Talks on the political future of Northern Ireland began in a remote north-eastern English country hotel under heavy security guard on Monday (September 25) -- while in Northern Ireland bombers wrecked the province's biggest and newest hotel in an attack timed to coincide with the talks.
GV EXT. Conference building -- "Blackwell Grange" hotel in Darlington, England.
GV Entrance guarded by policeman.
SV Policemen and police dog patrolling grounds.
SV Policeman checking credentials.
CU Policeman at door.
SV Policeman and dog patrolling near adjacent golf course.
GV Golf course PAN TO main house.
SV Northern Ireland Secretary Whitelaw walking towards house with newsmen. (3 shots)
SV Whitelaw entering house. (2 shots)
SV Police at main gate to grounds.
GV INT. Conference in progress -- Whitelaw at far end of table PAN TO Faulkner at near end.
GV Whitelaw and delegate.
GV PAN DOWN front of bombed hotel in Belfast.
SV Firemen PAN TO shattered front of hotel.
GV Curtains flapping through shattered window.
Initials LD/VS 2.01 LD/VS 3.05
This film shows the conference and Mr. Whitelaw's unscheduled walk, covered by natural sound. It also shows the wreckage at the plush Russell Court Hotel in Belfast, and this sequence, a telerecording, has dubbed background sound over it.
Script is copyright Reuters Limited. All rights reserved
Background: Talks on the political future of Northern Ireland began in a remote north-eastern English country hotel under heavy security guard on Monday (September 25) -- while in Northern Ireland bombers wrecked the province's biggest and newest hotel in an attack timed to coincide with the talks.
The talks, originally planned to be an all-party conference, were being attended by three of the province's seven parties....the main Protestant Unionist Party, represented by party leader Mr. Brian Faulkner, who was Prime Minister of Northern Ireland before the advent of direct rule from London; the Alliance Party; and the Northern Ireland Labour Party. Northern Ireland administrator Mr. William Whitelaw is conference chairman. Other parties have boycotted the talks.
The Labour Party and the Alliance Party both agreed that the control of police in Northern Ireland should remain in the hands of the British Government from London. On the future of Northern Ireland, they favoured a regional assembly and union with the neighbouring Irish Republic ONLY with the consent of the electorate. Mr. Faulkner, however, favoured the restoration of the provincial parliament where he was premier before its suspension in March this year. He also wanted it to have full security powers as before.
While the conference was under way, Mr. Whitelaw surprised security men by going for an unscheduled walk through the grounds to the main road -- to investigate journalists' complaints that the heavy security required them to walk the last half-mile to the hotel, sometimes carrying heavy camera equipment and slowing down necessary quick movement.
SYNOPSIS: A conference on the future of Northern Ireland began on Monday at a heavily-guarded, remote country hotel in the north-east of England.
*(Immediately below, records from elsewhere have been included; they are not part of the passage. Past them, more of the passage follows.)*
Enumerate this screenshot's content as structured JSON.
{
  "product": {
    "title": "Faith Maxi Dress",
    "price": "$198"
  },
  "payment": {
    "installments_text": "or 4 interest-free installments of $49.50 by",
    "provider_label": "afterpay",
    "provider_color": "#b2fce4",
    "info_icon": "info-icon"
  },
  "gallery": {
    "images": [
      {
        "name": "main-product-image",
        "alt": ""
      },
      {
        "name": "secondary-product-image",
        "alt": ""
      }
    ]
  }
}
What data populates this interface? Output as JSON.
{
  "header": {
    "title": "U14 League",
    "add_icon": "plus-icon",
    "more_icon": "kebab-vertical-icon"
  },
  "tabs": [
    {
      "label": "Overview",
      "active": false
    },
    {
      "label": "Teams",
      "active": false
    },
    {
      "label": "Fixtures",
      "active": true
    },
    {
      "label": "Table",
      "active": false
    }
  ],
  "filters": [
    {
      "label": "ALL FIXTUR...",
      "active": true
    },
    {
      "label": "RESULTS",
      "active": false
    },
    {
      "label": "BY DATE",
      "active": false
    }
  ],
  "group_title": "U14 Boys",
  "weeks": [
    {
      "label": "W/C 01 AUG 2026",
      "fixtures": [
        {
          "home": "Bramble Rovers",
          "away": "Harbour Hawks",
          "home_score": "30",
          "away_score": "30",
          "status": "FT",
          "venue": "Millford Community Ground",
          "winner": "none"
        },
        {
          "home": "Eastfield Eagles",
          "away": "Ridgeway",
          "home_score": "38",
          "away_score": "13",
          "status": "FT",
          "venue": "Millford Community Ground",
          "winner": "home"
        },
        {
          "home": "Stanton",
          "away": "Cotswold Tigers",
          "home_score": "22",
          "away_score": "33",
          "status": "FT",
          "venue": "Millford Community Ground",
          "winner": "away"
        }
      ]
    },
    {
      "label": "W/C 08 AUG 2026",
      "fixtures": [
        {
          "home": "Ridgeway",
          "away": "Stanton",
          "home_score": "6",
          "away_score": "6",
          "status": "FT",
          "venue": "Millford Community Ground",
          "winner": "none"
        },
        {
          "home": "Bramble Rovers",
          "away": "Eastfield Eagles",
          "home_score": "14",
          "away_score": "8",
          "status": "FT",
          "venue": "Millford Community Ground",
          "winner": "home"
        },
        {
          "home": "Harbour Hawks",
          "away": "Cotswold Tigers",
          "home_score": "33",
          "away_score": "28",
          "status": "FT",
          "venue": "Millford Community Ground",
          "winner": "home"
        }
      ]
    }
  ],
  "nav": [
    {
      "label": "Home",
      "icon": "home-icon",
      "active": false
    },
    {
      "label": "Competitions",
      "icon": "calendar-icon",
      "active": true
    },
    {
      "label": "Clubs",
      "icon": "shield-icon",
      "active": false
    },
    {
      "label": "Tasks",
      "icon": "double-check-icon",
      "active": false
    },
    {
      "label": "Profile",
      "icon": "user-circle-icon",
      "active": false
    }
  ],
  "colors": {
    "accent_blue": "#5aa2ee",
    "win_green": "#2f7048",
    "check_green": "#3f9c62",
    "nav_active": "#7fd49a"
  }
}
It was originally planned to be an all-party meeting, but only three of the province's seven parties were attending -- the main Protestant Unionist Party, the Alliance Party, and the Northern Ireland Labour Party. The latter two came out in favour of a regional assembly and union with the neighbouring Irish Republic, if the electorate consents. Mr. Faulkner, leader of the Unionist Party, wants the restoration of the provincial parliament - he was Northern Ireland's Prime Minister before its parliament was suspended in March, and direct rule imposed from London.
Mr. William Whitelaw, administrator of Northern Ireland and chairman at the conference, surprised security men by taking an unscheduled walk through the grounds with journalists. He was investigating their complaints that security was TOO tight, and that they had to walk the last half-mile to the hotel from the main gate -- sometimes carrying heavy television and sound equipment.
Back at the conference, meanwhile, the question of security in Northern Ireland was raised. The Alliance and Labour parties wanted it to remain in the hands of London, while Mr. Faulkner said it should revert back to a re-opened provincial parliament.
At the same time, in Northern Ireland itself, a bomb severally damaged the province's newest and biggest hotel -- the two-and-a-half-million-pound Russell Court in Belfast, opened six weeks earlier. Four men had driven a van with the bomb inside into a basement, and warned the staff and guests. One person was injured in the blast thirty minutes later, and two of three nearby hospitals were also damaged.